> Directions
Go through the entries below and copy each line that holds the word "JSON".

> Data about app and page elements
--------

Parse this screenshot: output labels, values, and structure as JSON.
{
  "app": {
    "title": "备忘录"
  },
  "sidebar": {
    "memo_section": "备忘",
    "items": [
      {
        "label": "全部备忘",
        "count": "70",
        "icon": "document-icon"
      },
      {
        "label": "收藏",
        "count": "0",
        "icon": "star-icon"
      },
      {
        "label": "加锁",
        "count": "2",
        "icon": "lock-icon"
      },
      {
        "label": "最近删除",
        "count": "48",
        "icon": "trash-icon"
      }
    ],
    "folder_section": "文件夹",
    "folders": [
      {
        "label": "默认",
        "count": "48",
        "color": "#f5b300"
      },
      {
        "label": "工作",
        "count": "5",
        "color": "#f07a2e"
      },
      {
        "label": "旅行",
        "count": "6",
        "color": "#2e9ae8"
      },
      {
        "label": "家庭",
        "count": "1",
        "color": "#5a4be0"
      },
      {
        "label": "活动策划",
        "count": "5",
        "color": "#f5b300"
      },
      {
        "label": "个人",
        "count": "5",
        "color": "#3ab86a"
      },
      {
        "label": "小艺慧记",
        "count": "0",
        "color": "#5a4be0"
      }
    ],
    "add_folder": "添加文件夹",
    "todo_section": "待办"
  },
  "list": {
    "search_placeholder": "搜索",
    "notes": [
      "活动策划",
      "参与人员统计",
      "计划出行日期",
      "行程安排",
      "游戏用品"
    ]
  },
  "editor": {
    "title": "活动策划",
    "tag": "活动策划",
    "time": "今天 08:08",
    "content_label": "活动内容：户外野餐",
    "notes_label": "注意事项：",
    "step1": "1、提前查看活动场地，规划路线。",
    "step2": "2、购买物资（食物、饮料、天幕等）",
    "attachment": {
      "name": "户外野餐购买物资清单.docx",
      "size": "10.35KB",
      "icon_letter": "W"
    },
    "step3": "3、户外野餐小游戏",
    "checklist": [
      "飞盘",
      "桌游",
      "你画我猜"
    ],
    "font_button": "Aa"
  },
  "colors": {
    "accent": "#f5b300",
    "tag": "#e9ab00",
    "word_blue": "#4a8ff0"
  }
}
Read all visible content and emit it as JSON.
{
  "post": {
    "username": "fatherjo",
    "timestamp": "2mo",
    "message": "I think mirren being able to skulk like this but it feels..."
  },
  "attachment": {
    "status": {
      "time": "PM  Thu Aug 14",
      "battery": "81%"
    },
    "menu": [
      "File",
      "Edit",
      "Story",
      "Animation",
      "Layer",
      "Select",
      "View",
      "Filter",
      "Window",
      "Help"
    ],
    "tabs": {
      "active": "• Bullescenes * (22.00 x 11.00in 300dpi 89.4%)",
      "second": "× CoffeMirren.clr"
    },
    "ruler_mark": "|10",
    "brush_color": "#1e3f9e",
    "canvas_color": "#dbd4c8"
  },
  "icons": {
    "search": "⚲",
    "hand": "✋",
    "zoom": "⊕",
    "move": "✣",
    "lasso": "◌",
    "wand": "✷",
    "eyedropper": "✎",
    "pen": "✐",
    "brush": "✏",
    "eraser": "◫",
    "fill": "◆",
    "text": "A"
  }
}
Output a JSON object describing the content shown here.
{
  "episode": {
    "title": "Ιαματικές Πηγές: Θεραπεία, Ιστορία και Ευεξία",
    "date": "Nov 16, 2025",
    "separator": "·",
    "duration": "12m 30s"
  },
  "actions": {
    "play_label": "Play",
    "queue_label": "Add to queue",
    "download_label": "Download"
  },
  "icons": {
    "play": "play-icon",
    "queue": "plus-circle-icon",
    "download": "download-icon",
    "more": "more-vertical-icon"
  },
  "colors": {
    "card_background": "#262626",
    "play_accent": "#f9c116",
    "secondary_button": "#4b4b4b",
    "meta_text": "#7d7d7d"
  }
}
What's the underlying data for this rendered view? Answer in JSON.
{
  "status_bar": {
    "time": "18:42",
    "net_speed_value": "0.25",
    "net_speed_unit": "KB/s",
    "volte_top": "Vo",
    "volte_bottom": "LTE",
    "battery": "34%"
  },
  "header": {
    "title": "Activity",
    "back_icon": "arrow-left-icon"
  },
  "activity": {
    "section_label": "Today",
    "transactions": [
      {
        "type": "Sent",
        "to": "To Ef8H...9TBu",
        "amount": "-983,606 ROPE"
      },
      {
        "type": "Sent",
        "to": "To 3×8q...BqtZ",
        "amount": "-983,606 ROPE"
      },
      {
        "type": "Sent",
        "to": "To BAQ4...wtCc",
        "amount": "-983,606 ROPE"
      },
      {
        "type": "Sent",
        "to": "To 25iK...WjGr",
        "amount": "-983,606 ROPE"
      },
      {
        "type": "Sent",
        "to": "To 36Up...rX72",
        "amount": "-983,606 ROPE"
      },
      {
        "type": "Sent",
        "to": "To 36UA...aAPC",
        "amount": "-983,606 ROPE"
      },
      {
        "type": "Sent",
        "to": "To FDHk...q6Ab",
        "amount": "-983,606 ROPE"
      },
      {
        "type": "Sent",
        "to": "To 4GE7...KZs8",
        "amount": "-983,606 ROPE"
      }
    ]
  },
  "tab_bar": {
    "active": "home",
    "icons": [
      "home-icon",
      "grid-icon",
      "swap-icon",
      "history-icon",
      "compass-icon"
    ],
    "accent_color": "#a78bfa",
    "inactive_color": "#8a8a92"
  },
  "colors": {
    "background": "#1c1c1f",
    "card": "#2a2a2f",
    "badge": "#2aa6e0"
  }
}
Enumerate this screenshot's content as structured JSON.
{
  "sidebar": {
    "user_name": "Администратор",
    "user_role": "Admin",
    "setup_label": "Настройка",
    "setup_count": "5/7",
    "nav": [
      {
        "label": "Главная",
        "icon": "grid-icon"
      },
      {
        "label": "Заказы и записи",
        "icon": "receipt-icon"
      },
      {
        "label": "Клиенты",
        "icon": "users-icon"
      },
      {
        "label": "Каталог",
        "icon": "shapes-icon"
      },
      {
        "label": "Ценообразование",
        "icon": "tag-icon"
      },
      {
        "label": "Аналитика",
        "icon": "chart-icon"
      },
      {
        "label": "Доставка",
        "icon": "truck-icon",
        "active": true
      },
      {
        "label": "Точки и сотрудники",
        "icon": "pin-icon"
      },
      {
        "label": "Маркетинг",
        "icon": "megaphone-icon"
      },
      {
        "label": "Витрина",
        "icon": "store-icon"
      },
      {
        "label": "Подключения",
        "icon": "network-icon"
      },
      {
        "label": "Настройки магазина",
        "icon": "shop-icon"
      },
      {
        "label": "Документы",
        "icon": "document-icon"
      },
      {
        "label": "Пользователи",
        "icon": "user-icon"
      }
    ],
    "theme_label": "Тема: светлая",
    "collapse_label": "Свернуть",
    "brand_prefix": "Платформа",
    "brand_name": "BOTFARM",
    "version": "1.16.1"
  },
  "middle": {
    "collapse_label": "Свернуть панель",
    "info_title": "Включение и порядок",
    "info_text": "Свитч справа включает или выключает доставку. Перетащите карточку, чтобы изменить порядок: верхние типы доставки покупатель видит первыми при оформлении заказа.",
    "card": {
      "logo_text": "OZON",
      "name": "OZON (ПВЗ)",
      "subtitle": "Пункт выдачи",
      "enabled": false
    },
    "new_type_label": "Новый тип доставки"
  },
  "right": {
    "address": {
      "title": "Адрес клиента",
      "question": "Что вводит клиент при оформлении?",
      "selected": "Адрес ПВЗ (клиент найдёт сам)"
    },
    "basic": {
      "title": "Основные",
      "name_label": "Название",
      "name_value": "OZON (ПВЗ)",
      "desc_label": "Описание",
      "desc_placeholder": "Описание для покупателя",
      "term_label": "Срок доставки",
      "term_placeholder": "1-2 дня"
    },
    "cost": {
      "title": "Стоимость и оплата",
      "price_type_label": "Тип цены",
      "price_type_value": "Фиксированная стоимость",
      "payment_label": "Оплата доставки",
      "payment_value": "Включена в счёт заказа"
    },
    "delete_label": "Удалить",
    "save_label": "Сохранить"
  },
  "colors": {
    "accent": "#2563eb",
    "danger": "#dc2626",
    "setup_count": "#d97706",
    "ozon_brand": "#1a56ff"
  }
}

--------

> Answer for this exercise
Parse this screenshot: output labels, values, and structure as JSON.
Read all visible content and emit it as JSON.
Output a JSON object describing the content shown here.
What's the underlying data for this rendered view? Answer in JSON.
Enumerate this screenshot's content as structured JSON.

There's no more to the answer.